After setting up Thursday
for a weekend wedding, Robyn Blackburn
did one last walk around to check her business
in the lodge at White Pine Ski Resort.
Only hours later she was contacted that
the lodge was engulfed by flames.
“I was there all day, walked around and
locked up. There was nothing,” Robyn
Sublette County Unified Fire was notified
at 1:20 a.m. Friday of what was reported
as a wildland fire, according to Mike
Petty, public information officer
“When we came over the hill the lodge
was fully engulfed,” said Sublette County
Unified Fire Chief Shad Cooper.
Not a wildfire at all, the main lodge at
White Pine Ski Resort was a raging inferno
threatening to ignite nearby trees in the
Bridger-Teton National Forest and other
structures including cabins, a shop and storage
More than 30 members of the department
worked through the night along with
crews from the Bridger-Teton National Forest
to contain the fire to just the one building.
No injuries were reported.
“We’ll be here all day,” Cooper said Friday,
as crews continued to douse hot spots
and smoke billowed into the air.
The State Fire Marshal was onsite, as
well, waiting until the structure was safe
enough to inspect for a potential cause. “He
was already here for the fire last night; we
just held him over,” Cooper said.
The fire was the second night in a row
for the county’s volunteers to pull an allnighter,
after responding Wednesday night
to a house fire that injured one person and
Cooper said he tried to release as many
of the firefighters as possible Friday morning
to enable the volunteers with regular
jobs to return to work.
Robyn Blackburn said the fire was devastating.
Her day Friday was spent notifying
the eight brides with weddings at the
lodge in upcoming weeks.
The business bustles in winter months as
families gather for ski lessons and winter
activities. More recently the business has
become a summer destination for weddings
complete with food preparation and onsite
lodging in tents and cabins.
For Makayla Reed, who had the facility
booked for July 20, the news about
the lodge left her processing her options.
Thankful that she had eight days to work
through the changes, she was empathetic
for the bride who had the facility booked
for July 13 with only one-day notice. In
fact, the facility was already set up for her
“We’re talking to other venues; Robyn
has been amazing,” Reed said. In the end,
Reed will still have her wedding at White
Pine, just not in the lodge.
One of the draws to White Pine was the
all-inclusive venue. “We didn’t need to
decorate – it’s beautiful. Guests could stay
on site at lodging in the tent village; food
and alcohol were available,” Reed said.
“For more than a year we’ve been planning
Fire Continued from page 1
Taking the changes in stride, Reed used
social media to reach out to the many wedding

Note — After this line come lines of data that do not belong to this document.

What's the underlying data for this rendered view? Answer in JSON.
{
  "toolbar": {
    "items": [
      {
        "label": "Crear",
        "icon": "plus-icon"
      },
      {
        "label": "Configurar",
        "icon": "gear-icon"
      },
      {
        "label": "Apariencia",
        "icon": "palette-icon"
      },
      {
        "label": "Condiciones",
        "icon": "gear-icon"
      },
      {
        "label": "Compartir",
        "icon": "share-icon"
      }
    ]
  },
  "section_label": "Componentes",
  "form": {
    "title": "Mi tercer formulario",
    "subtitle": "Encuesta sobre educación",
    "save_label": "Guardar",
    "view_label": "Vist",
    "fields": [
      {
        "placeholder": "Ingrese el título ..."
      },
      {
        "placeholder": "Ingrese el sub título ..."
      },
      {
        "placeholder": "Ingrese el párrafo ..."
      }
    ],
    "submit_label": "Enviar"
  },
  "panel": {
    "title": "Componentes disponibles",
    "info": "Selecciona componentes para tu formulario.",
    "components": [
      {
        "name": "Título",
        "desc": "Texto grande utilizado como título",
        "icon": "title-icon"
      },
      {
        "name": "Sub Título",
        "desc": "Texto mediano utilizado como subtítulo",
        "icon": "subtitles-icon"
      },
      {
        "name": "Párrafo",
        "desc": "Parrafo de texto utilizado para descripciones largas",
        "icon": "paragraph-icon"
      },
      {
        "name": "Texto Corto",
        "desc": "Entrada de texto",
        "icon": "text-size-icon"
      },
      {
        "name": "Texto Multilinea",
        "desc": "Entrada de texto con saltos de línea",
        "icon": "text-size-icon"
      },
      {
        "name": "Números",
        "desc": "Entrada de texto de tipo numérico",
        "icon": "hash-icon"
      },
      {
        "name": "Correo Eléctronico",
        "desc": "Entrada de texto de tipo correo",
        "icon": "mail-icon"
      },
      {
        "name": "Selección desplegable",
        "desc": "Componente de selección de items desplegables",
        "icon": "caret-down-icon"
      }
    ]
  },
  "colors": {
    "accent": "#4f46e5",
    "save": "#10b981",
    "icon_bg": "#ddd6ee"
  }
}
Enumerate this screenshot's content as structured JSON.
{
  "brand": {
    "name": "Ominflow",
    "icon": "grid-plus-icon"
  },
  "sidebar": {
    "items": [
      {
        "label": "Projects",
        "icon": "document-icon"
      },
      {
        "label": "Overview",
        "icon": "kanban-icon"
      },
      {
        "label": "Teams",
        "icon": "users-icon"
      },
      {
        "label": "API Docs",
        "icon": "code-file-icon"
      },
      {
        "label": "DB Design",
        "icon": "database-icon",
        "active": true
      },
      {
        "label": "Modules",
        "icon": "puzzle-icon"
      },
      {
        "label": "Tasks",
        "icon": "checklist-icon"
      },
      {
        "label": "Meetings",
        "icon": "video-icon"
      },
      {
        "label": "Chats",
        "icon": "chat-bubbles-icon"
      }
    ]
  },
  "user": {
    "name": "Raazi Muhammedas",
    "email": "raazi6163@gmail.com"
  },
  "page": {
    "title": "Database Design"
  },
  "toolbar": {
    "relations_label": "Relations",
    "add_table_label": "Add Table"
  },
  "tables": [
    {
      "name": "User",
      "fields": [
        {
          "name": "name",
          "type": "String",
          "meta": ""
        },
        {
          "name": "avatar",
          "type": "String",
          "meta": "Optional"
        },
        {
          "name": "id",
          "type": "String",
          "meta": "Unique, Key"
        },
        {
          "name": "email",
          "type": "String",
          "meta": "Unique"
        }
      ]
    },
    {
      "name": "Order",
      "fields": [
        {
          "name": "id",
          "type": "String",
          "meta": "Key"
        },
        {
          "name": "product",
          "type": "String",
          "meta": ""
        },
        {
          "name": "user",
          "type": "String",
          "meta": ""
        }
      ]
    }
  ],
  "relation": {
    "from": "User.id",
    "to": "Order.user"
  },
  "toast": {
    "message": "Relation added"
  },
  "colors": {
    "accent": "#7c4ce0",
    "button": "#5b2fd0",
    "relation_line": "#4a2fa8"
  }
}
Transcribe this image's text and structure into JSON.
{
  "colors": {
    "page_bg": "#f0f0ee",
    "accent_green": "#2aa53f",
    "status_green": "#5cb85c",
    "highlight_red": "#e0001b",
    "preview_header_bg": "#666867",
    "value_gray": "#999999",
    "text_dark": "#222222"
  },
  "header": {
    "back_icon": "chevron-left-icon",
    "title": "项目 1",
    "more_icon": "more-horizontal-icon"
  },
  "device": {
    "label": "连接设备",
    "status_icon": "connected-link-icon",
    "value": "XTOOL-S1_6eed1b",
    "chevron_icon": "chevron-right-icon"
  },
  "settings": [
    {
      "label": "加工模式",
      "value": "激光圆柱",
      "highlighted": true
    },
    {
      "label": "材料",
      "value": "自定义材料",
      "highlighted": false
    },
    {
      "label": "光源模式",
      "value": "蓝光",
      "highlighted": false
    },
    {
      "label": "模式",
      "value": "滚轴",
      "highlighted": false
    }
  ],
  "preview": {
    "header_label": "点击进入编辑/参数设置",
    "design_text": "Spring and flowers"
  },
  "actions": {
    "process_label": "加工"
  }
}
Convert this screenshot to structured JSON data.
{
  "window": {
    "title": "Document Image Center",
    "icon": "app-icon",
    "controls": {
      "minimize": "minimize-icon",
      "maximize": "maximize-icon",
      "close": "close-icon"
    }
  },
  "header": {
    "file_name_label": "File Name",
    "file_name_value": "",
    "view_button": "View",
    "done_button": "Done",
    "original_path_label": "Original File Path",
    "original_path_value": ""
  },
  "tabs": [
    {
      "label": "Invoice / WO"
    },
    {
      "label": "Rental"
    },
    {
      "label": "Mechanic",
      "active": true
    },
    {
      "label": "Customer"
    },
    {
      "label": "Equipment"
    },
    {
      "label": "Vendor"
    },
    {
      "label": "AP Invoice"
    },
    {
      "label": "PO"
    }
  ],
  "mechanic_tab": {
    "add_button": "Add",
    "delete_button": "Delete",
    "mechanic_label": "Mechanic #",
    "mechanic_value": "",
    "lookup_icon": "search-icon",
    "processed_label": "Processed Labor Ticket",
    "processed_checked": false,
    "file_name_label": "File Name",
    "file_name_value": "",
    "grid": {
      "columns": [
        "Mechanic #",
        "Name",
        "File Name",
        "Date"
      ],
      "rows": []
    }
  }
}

guests – most coming from other locations
in the state.
“We have a week to work out the kinks,”
Reed said. “We’ll have stories to tell our
“At least one still wants to get married
here and we’re looking at rental canopies,”
Robyn Blackburn said. She has also been in
contact with several other venues.
The bride with a July 13 wedding was
married at a family home with the reception
at the Hampton Inn.
“The loss was devastating for those
brides who have planned for their special
day,” Robyn Blackburn said.
She said the most damage was near the
side where the kitchen was located. However,
the boiler room was located beneath
that area. No cause has been identified.
Alan Blackburn wrote in an email over
the weekend, “First 24 hours was the worst,
but today I think it’s the mosquitoes going
to torture us!”
“Having the pond next to the lodge
helped and the fire captain reckoned they
had pumped over 200,000 gallons of water
onto the fire,” he said.
“The lodge is a total loss and our insurers
will be getting with the State Fire Marshal
next week for demolition and excavation
to try and discover how and where the fire
started,” he wrote.
Meanwhile, the focus is how to move
“White Pine has too important of a place
in the community not to rebuild,” Robyn
Blackburn said. “Unfortunately nearly
every contractor in the area is busy building
from last year’s fire,” Robyn Blackburn
said, referring to the Roosevelt Fire in Hoback
Ranches that burned more than 65,000
acres and 55 homes.
A GoFundMe Page is set up to help
brides with added expenses and the Blackburns,
who are determined to rebuild.
“We will put up a temporary structure
and be open for the ski season,” Robyn
Blackburn said. “All of the posts on Facebook
are about the memories. We have a
duty as caregivers to rebuild.”
She thanked the many agencies that responded
to the fire. The U.S. Forest Service
has manned a blockade on the road to
White Pine from Skyline Drive since the
start of the fire.
“It’s turned into a tourist destination with
many lookee-loos,” Robyn Blackburn said.